Community

The Valley Responds When Tragedy Strikes in Houston, Coastal Bend

Even before Harvey left the Houston area, Valleyites started working on relief efforts to help out the Corpus Christi, Rockport, Houston and Galveston areas hard hit by Hurricane Harvey.

County agencies, cities, school districts, churches, nonprofits, car dealerships, newspapers, television and radio stations, and a host of other businesses and individuals have jumped into action in the last 10 days and seem determined to keep donating.

Convoys of people towing boats and supplies started leaving South Texas even as the Hurricane was still pouring rain over Houston. Their intention was to join the search and rescue effort to get people to safety. Kayaks, canoes, fishing boats, airboats, and even larger boats were all towed from McAllen, Harlingen, Brownsville and every city in between to Houston.

In just about every city from Roma to Raymondville to Brownsville, people collected water, canned goods, nonperishable foods, diapers, wipes, personal hygiene products, clothes, cleaning supplies, tools and money for relief efforts.

The Red Cross, the Salvation Army and countless other service groups raised funds dedicated to Houston and Corpus Christi relief.

Cities, counties, utility companies and other private businesses donated their trucks, heavy equipment and staff to spend days away from work and home volunteering their time and efforts in rescue and clean up.

Students, teachers, staff and parents at almost every school collected food and other items.

“I am very proud that we have the capability to assist a community in need of our equipment, support and experience in emergency response,” said City of McAllen Mayor Jim Darling. “As our response teams from McAllen and Hidalgo County come together, we demonstrate the strength and compassion found in the Rio Grande Valley, which is a microcosm of the spirit and resiliency of the great state of Texas. May God be with all of the people affected by this horrible natural disaster.”

The City of McAllen deployed approximately 60 employees, including several crews from the McAllen Fire, Parks, Police and Public Works Departments, as well as the McAllen Public Utility and crews from Hidalgo County Precinct 4 and Health & Human Services through the Rio Grande Valley Public Works Response Team to assist with water and sewer system issues, brush collection and continued emergency response support in Aransas Pass, Fulton, Ingleside.

The convoy of trucks and equipment that are assisting with recovery efforts includes pumps, backhoes, brush, dump and fuel trucks and light towers. Additionally, the response team took generators, tents, sleeping bags, cots and food and all that is needed to be self-sustaining while assisting. Parks crews took several hundred shirts to donate to hurricane victims.
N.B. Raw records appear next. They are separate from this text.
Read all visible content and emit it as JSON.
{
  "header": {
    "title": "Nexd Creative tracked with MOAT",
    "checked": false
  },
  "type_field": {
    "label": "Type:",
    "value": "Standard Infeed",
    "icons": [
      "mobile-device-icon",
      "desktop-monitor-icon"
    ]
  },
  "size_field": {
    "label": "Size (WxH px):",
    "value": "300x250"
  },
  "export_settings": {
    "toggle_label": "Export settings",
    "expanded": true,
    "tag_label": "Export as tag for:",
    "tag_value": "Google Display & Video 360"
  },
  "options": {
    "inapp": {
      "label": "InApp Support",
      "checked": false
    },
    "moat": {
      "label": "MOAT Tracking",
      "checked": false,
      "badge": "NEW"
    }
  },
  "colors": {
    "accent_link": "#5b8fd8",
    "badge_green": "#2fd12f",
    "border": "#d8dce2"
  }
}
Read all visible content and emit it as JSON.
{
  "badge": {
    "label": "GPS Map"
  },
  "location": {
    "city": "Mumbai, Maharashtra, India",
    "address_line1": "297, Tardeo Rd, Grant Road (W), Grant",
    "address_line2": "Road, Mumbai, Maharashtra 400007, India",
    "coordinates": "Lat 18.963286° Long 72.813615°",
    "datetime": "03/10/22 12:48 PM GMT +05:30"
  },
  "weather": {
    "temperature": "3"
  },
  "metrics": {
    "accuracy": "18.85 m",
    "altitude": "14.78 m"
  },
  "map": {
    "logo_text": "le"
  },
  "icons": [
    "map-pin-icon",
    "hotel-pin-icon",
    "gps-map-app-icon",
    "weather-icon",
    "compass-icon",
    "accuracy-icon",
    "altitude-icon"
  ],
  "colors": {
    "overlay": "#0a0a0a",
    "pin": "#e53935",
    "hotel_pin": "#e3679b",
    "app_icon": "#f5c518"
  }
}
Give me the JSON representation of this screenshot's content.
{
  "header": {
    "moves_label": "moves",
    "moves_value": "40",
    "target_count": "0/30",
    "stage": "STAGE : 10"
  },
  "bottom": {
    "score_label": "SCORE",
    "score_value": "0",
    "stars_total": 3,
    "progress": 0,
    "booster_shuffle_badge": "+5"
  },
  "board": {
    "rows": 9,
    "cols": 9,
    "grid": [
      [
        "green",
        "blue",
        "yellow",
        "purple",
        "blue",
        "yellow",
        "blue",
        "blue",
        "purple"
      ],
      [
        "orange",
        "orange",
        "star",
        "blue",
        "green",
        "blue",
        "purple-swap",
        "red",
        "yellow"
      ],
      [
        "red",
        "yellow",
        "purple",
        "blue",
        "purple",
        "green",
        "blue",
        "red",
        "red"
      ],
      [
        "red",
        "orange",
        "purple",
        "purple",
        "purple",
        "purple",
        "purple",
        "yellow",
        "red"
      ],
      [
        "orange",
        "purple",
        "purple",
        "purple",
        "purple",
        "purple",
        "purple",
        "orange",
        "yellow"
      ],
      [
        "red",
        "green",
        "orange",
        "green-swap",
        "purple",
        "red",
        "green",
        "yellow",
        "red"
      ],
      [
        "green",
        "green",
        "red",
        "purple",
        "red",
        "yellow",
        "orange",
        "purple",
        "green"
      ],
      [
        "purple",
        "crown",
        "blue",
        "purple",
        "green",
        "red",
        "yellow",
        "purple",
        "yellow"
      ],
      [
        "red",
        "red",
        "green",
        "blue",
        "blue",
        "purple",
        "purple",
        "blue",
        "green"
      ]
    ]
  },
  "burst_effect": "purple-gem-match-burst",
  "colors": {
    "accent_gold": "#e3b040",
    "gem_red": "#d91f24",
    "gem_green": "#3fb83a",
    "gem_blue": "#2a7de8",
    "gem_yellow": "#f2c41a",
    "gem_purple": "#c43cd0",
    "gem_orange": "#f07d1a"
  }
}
The McAllen Public Utility crews will help repair the damaged water and sewer systems for residents and other emergency personnel in the area.

Emergency first responders are still needed in these flood-ravaged areas, to help with the deployment of personnel and equipment and of course, to provide relief and support to local and other emergency crews who have been working overtime since Harvey hit the area.

Hidalgo County Judge Ramon Garcia said the convoy is another example of how emergency management crews from throughout the county come together to get the job done – whether it’s a coordinated response to a local emergency, or in providing assistance to affected areas outside of Hidalgo County.

“Hidalgo County stands united with the people and our partners in the areas affected by this devastating storm,” said County Judge Ramon Garcia, who also serves as the County’s Emergency Management Director. “We continue to respond to the needs of our neighbors to the northeast and stand ready to assist as needed.”

Tags
Show More

Related Articles

Leave a Reply

Your email address will not be published. Required fields are marked *

Close